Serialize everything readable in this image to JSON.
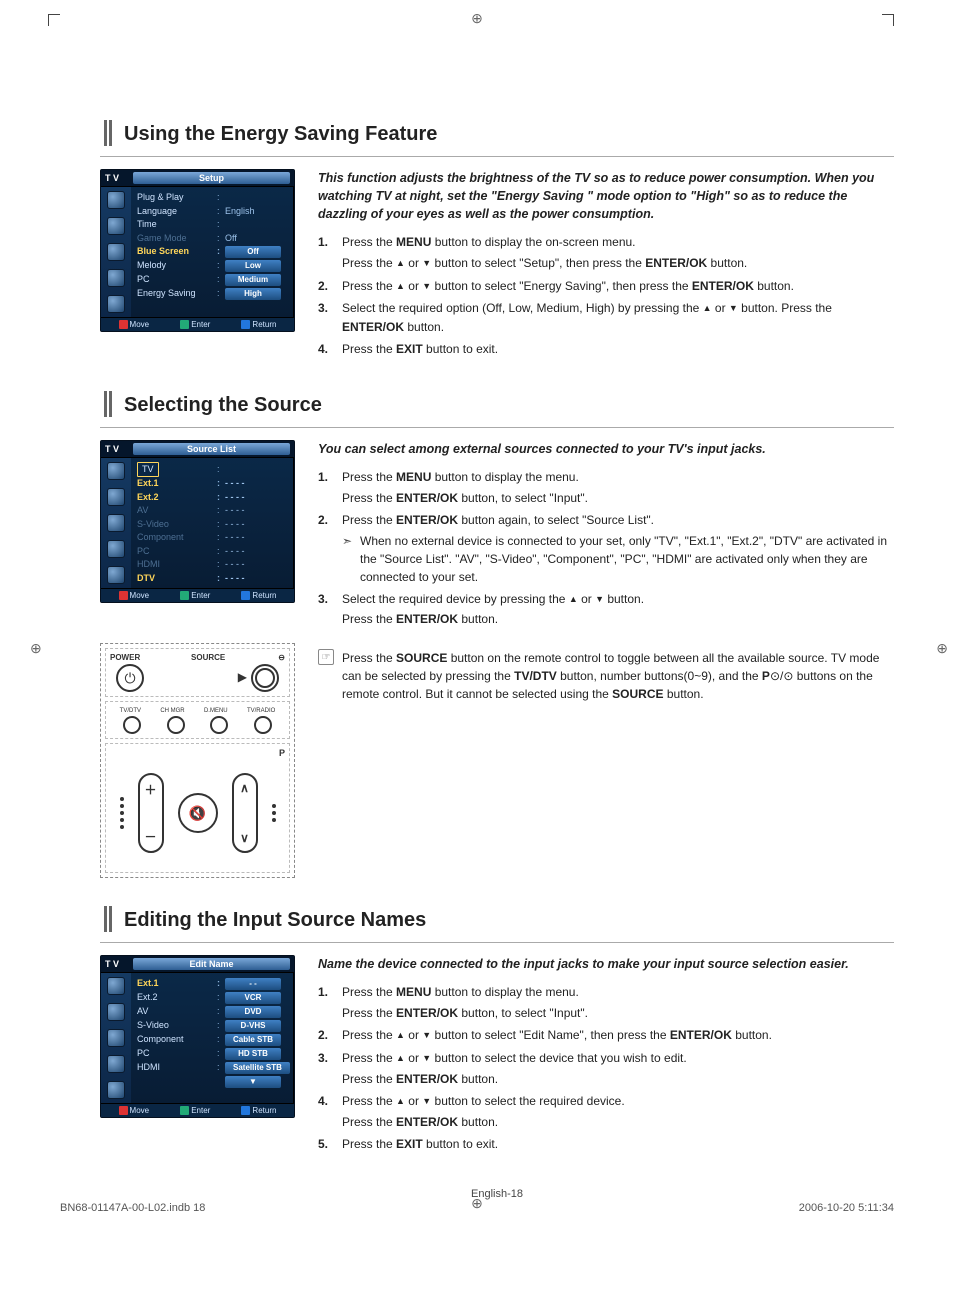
{
  "page": {
    "footer_left": "BN68-01147A-00-L02.indb   18",
    "footer_right": "2006-10-20   5:11:34",
    "page_number": "English-18"
  },
  "section1": {
    "title": "Using the Energy Saving Feature",
    "lead": "This function adjusts the brightness of the TV so as to reduce power consumption. When you watching TV at night, set the  \"Energy Saving \" mode option to \"High\" so as to reduce the dazzling of your eyes as well as the power consumption.",
    "steps": [
      {
        "n": "1.",
        "lines": [
          "Press the <b>MENU</b> button to display the on-screen menu.",
          "Press the <span class='tri'>▲</span> or <span class='tri'>▼</span> button to select \"Setup\", then press the <b>ENTER/OK</b> button."
        ]
      },
      {
        "n": "2.",
        "lines": [
          "Press the <span class='tri'>▲</span> or <span class='tri'>▼</span> button to select \"Energy Saving\", then press the <b>ENTER/OK</b> button."
        ]
      },
      {
        "n": "3.",
        "lines": [
          "Select the required option (Off, Low, Medium, High) by pressing the <span class='tri'>▲</span> or <span class='tri'>▼</span> button. Press the <b>ENTER/OK</b> button."
        ]
      },
      {
        "n": "4.",
        "lines": [
          "Press the <b>EXIT</b> button to exit."
        ]
      }
    ],
    "osd": {
      "header_tv": "T V",
      "header_title": "Setup",
      "rows": [
        {
          "label": "Plug & Play",
          "val": ""
        },
        {
          "label": "Language",
          "val": "English"
        },
        {
          "label": "Time",
          "val": ""
        },
        {
          "label": "Game Mode",
          "val": "Off",
          "dim": true
        },
        {
          "label": "Blue Screen",
          "val": "",
          "pill": "Off",
          "hl": true
        },
        {
          "label": "Melody",
          "val": "",
          "pill": "Low"
        },
        {
          "label": "PC",
          "val": "",
          "pill": "Medium"
        },
        {
          "label": "Energy Saving",
          "val": "",
          "pill": "High"
        }
      ],
      "foot": [
        "Move",
        "Enter",
        "Return"
      ]
    }
  },
  "section2": {
    "title": "Selecting the Source",
    "lead": "You can select among external sources connected to your TV's input jacks.",
    "steps": [
      {
        "n": "1.",
        "lines": [
          "Press the <b>MENU</b> button to display the menu.",
          "Press the <b>ENTER/OK</b> button, to select \"Input\"."
        ]
      },
      {
        "n": "2.",
        "lines": [
          "Press the <b>ENTER/OK</b> button again, to select \"Source List\".",
          "<div class='arrow-note'>When no external device is connected to your set, only \"TV\", \"Ext.1\", \"Ext.2\", \"DTV\"  are activated in the \"Source List\". \"AV\", \"S-Video\", \"Component\", \"PC\", \"HDMI\" are activated only when they are connected to your set.</div>"
        ]
      },
      {
        "n": "3.",
        "lines": [
          "Select the required device by pressing the <span class='tri'>▲</span> or <span class='tri'>▼</span> button.",
          "Press the <b>ENTER/OK</b> button."
        ]
      }
    ],
    "note": "Press the <b>SOURCE</b> button on the remote control to toggle between all the available source. TV mode can be selected by pressing the <b>TV/DTV</b> button, number buttons(0~9), and the <b>P</b>⊙/⊙ buttons on the remote control. But it cannot be selected using the <b>SOURCE</b> button.",
    "osd": {
      "header_tv": "T V",
      "header_title": "Source List",
      "rows": [
        {
          "label": "TV",
          "val": "",
          "sel": true
        },
        {
          "label": "Ext.1",
          "val": "- - - -",
          "hl": true
        },
        {
          "label": "Ext.2",
          "val": "- - - -",
          "hl": true
        },
        {
          "label": "AV",
          "val": "- - - -",
          "dim": true
        },
        {
          "label": "S-Video",
          "val": "- - - -",
          "dim": true
        },
        {
          "label": "Component",
          "val": "- - - -",
          "dim": true
        },
        {
          "label": "PC",
          "val": "- - - -",
          "dim": true
        },
        {
          "label": "HDMI",
          "val": "- - - -",
          "dim": true
        },
        {
          "label": "DTV",
          "val": "- - - -",
          "hl": true
        }
      ],
      "foot": [
        "Move",
        "Enter",
        "Return"
      ]
    },
    "remote": {
      "power": "POWER",
      "source": "SOURCE",
      "row": [
        "TV/DTV",
        "CH MGR",
        "D.MENU",
        "TV/RADIO"
      ]
    }
  },
  "section3": {
    "title": "Editing the Input Source Names",
    "lead": "Name the device connected to the input jacks to make your input source selection easier.",
    "steps": [
      {
        "n": "1.",
        "lines": [
          "Press the <b>MENU</b> button to display the menu.",
          "Press the <b>ENTER/OK</b> button, to select \"Input\"."
        ]
      },
      {
        "n": "2.",
        "lines": [
          "Press the <span class='tri'>▲</span> or <span class='tri'>▼</span> button to select \"Edit Name\", then press the <b>ENTER/OK</b> button."
        ]
      },
      {
        "n": "3.",
        "lines": [
          "Press the <span class='tri'>▲</span> or <span class='tri'>▼</span> button to select the device that you wish to edit.",
          "Press the <b>ENTER/OK</b>  button."
        ]
      },
      {
        "n": "4.",
        "lines": [
          "Press the <span class='tri'>▲</span> or <span class='tri'>▼</span> button to select the required device.",
          "Press the <b>ENTER/OK</b> button."
        ]
      },
      {
        "n": "5.",
        "lines": [
          "Press the <b>EXIT</b> button to exit."
        ]
      }
    ],
    "osd": {
      "header_tv": "T V",
      "header_title": "Edit Name",
      "rows": [
        {
          "label": "Ext.1",
          "val": "",
          "pill": "- -",
          "hl": true
        },
        {
          "label": "Ext.2",
          "val": "",
          "pill": "VCR"
        },
        {
          "label": "AV",
          "val": "",
          "pill": "DVD"
        },
        {
          "label": "S-Video",
          "val": "",
          "pill": "D-VHS"
        },
        {
          "label": "Component",
          "val": "",
          "pill": "Cable STB"
        },
        {
          "label": "PC",
          "val": "",
          "pill": "HD STB"
        },
        {
          "label": "HDMI",
          "val": "",
          "pill": "Satellite STB"
        },
        {
          "label": "",
          "val": "",
          "pill": "▼"
        }
      ],
      "foot": [
        "Move",
        "Enter",
        "Return"
      ]
    }
  }
}
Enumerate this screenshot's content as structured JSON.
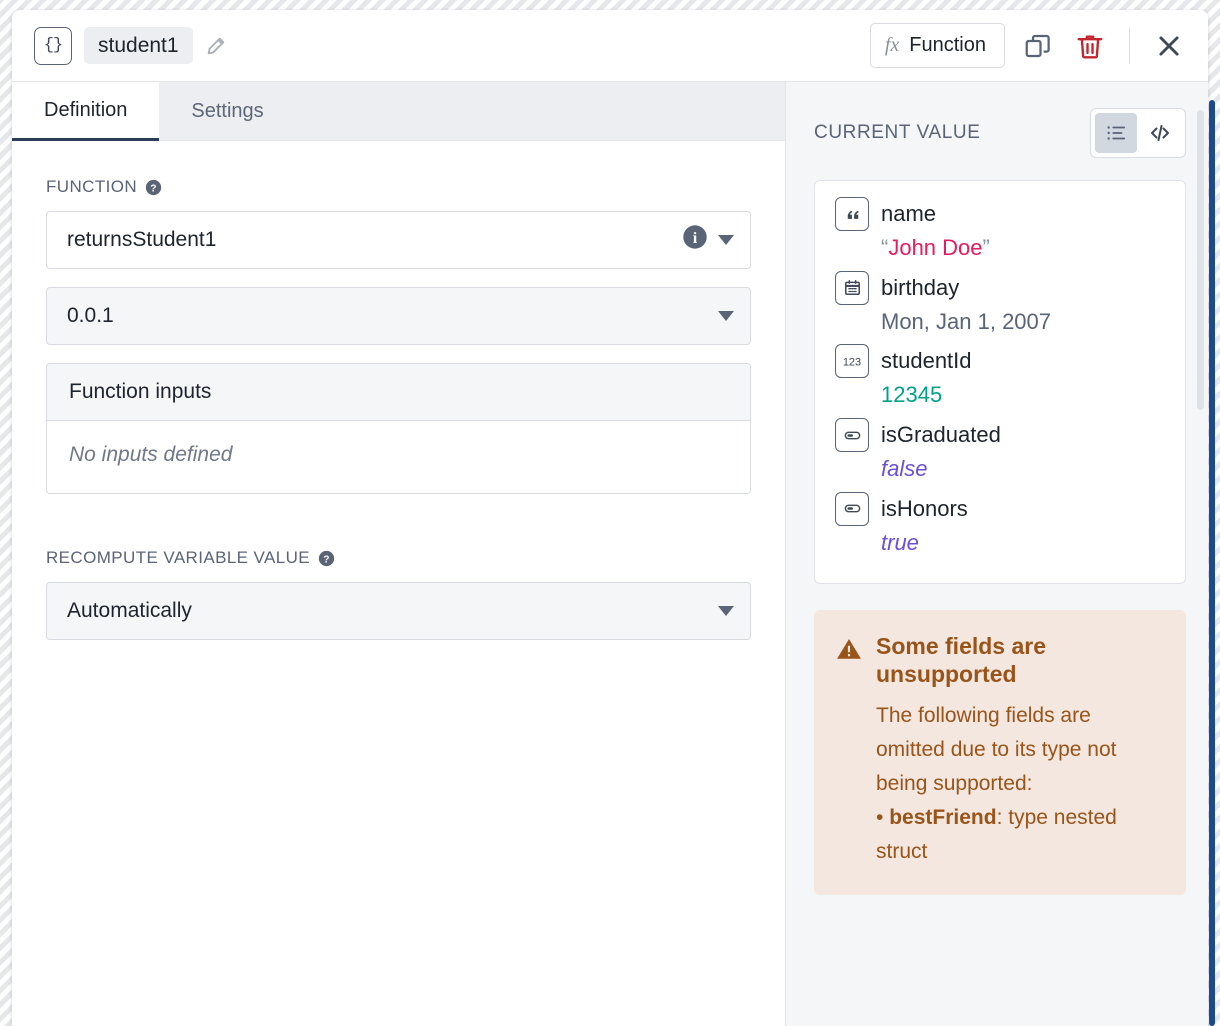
{
  "header": {
    "type_badge": "{}",
    "variable_name": "student1",
    "edit_icon": "pencil-icon",
    "function_button": {
      "glyph": "fx",
      "label": "Function"
    },
    "duplicate_icon": "duplicate-icon",
    "delete_icon": "trash-icon",
    "close_icon": "close-icon"
  },
  "tabs": [
    {
      "label": "Definition",
      "active": true
    },
    {
      "label": "Settings",
      "active": false
    }
  ],
  "definition": {
    "function_label": "FUNCTION",
    "function_help_icon": "help-icon",
    "function_select": {
      "value": "returnsStudent1",
      "info_icon": "info-icon",
      "caret_icon": "chevron-down-icon"
    },
    "version_select": {
      "value": "0.0.1",
      "caret_icon": "chevron-down-icon"
    },
    "inputs_card": {
      "header": "Function inputs",
      "empty_text": "No inputs defined"
    },
    "recompute_label": "RECOMPUTE VARIABLE VALUE",
    "recompute_help_icon": "help-icon",
    "recompute_select": {
      "value": "Automatically",
      "caret_icon": "chevron-down-icon"
    }
  },
  "current_value": {
    "title": "CURRENT VALUE",
    "view_toggle": [
      {
        "name": "list-view-icon",
        "active": true
      },
      {
        "name": "code-view-icon",
        "active": false
      }
    ],
    "fields": [
      {
        "key": "name",
        "icon": "quote-icon",
        "value": "John Doe",
        "value_kind": "string",
        "open_quote": "“",
        "close_quote": "”"
      },
      {
        "key": "birthday",
        "icon": "calendar-icon",
        "value": "Mon, Jan 1, 2007",
        "value_kind": "date"
      },
      {
        "key": "studentId",
        "icon": "number-icon",
        "icon_text": "123",
        "value": "12345",
        "value_kind": "number"
      },
      {
        "key": "isGraduated",
        "icon": "boolean-icon",
        "value": "false",
        "value_kind": "boolean"
      },
      {
        "key": "isHonors",
        "icon": "boolean-icon",
        "value": "true",
        "value_kind": "boolean"
      }
    ]
  },
  "warning": {
    "icon": "warning-triangle-icon",
    "title": "Some fields are unsupported",
    "body_intro": "The following fields are omitted due to its type not being supported:",
    "bullet_marker": "•",
    "bullet_field": "bestFriend",
    "bullet_rest": ": type nested struct"
  },
  "colors": {
    "string": "#e31c5f",
    "number": "#00a189",
    "boolean": "#6c4fd6",
    "date": "#5a6477",
    "warning_text": "#99541a",
    "warning_bg": "#f3e7df",
    "delete": "#c0272d",
    "accent": "#2d3c55"
  }
}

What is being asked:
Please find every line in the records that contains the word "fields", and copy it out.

Answer box:
    "fields": [
    "title": "Some fields are unsupported",
    "body_intro": "The following fields are omitted due to its type not being supported:",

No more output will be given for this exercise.